1. Do I need a divorce attorney for my New Hampshire divorce?
It depends. At the very least, a consultation with a lawyer is recommended. Once a judge makes a ruling on the issues surrounding a divorce, it can be very difficult to change that decision down the road, absent specific circumstances defined by law. Ignorance of the law will not be a good enough reason for a court to reverse itself. Unless your marriage has been very short, with little assets and no children, a lawyer is probably a good idea.
2. How much will a NH divorce attorney cost?
In New Hampshire, a divorce attorney could charge anywhere from $175 to over $300 an hour. The hourly rate depends on, among other things, the divorce attorney's experience, the complexity of the case, and the location of the lawyer's office. (A lawyer in a metropolitan area may charge more than a lawyer in a rural area.) Contingency fees in a divorce cases are prohibited by the lawyers' professional code of conduct. Typically, a divorce attorney will request a retainer that will be used to bill against. The retainer could be as low as $500 or as high as several thousand dollars.
3. In New Hampshire, who decides who gets custody of the children?
It depends on what divorce option you and your spouse elect to use. If the parties decide their issues in an uncontested manner, i.e. at the “kitchen table,” in a mediation, or through the collaborative law process you and your spouse decide the issues surrounding custody. This agreement will later be reviewed by a judge for approval. If you have a contested divorce, a third party, like a judge, will decide the issue of custody. Read NH law RSA 461-a:6 (II). Keep in mind, however, that in New Hampshire, a judge has the authority to order mediation in contested cases involving disputed custody issues; therefore, even if you contest the custody issues, you may be required to try to mediate them in the first instance. This is not true of every contested case; in some cases a judge may not order mediation if specific facts are present. Read NH law RSA 461-A:7 IV.
4. How can I minimize the potential traumatic effect that a divorce might have on the children?
Children can obviously suffer from the emotional upheaval that a divorce can cause. In addition to a change in supervision, children may experience a change in their everyday routine and their home environment. Because of this, parties who divorce with children should focus not on winning the divorce but rather, agreeing to terms of the dissolution of the marriage with the best interest of their children in mind. Collaborative divorce should be considered in this scenario because it is an “interest-based” process; therefore, if the parties have their children's stability and happiness as a goal, they will keep these goals in the forefront of their mind when making decisions regarding the dissolution of their marriage.
5. How much will child support in NH cost?
It depends on the number of the children and the incomes of the parents. The least amount that a person can pay for child support is $50.00 a month. The process of obtaining a child support order begins when a petition for divorce or a parenting petition is filed.
6. Do I have to pay/can I receive alimony?
In New Hampshire, alimony is gender neutral. A party can only seek alimony if it has been specifically pled prior to the final hearing. Unlike child support guidelines, alimony does not have a specific formula. Instead, the court will consider a number of different factors such as: the length of the marriage, the health of the parties, and the employability of each party. The issue of alimony is case-specific and should be discussed with a divorce attorney.

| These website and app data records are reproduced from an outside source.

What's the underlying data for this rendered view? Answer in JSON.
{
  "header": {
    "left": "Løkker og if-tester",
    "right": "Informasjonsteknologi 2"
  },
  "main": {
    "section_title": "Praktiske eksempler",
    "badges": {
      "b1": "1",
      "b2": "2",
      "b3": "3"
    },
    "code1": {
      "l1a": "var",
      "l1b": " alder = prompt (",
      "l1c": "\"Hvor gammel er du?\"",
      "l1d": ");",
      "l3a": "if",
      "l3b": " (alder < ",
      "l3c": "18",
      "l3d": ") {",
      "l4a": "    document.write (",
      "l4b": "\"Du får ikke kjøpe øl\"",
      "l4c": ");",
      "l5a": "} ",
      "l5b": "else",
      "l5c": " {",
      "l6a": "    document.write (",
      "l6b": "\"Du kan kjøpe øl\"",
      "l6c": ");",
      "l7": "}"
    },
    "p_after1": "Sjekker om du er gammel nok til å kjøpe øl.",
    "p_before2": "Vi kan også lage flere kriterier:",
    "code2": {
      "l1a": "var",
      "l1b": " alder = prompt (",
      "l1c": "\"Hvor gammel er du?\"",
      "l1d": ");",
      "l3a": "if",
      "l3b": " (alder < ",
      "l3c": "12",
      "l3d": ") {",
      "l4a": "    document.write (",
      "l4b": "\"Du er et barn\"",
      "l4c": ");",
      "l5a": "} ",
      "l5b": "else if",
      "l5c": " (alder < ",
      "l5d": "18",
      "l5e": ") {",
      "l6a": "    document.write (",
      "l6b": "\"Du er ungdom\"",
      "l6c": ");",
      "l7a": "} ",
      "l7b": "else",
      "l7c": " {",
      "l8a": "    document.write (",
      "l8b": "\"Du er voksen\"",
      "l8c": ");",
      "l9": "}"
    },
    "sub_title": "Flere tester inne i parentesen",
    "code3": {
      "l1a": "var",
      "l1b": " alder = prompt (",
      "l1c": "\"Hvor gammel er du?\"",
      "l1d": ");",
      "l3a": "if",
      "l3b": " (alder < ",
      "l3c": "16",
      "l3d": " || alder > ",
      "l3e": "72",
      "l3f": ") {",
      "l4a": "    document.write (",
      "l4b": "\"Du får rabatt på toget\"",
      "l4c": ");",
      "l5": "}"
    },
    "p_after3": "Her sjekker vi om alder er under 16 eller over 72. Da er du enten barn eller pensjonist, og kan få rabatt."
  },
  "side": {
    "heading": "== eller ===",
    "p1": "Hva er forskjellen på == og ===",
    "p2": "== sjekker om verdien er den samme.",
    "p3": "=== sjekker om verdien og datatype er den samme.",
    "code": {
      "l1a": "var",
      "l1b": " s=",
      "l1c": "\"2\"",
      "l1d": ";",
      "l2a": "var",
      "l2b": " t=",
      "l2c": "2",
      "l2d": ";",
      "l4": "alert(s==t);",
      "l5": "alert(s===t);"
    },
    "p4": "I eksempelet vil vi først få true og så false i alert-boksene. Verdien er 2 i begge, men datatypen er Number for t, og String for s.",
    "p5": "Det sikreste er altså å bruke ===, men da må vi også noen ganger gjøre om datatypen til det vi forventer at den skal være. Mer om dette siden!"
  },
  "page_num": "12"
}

7. If I do not want to get divorced, can I stop the process?
No, you cannot. You do, however, have a choice in how the divorce can proceed. Because a divorce can occur without your consent, ignoring the process because you do not want it to happen will not stop it. That is why it is important to seek legal counsel to ensure that you understand the process and its potential outcomes for your future.
8. Which divorce option is best for me?
There are different divorce options. Your best option totally depends on your and your spouse's circumstances. In some cases, parties will choose to employ two or more of the divorce methods. For example, if the parties agree on everything but custody, that issue can be the sole focus of a contested hearing.
9. What is the difference between a contested divorce and an uncontested divorce in the state of New Hampshire?
In an uncontested divorce, the parties have come to an agreement on the issues surrounding the dissolution of the marriage. In a contested divorce, the parties have not agreed on one or more of the issues.
10. How long will it take to get divorced?
The time it can take to get divorced depends on whether the divorce is contested or uncontested and what divorce method the parties utilize. If the parties are able to come to an agreement informally or if they use the collaborative process, the divorce can only take a few months. If the case is contested and has to go before a judge, the process can take a year or longer depending on the complexity of the issues and the court's docket.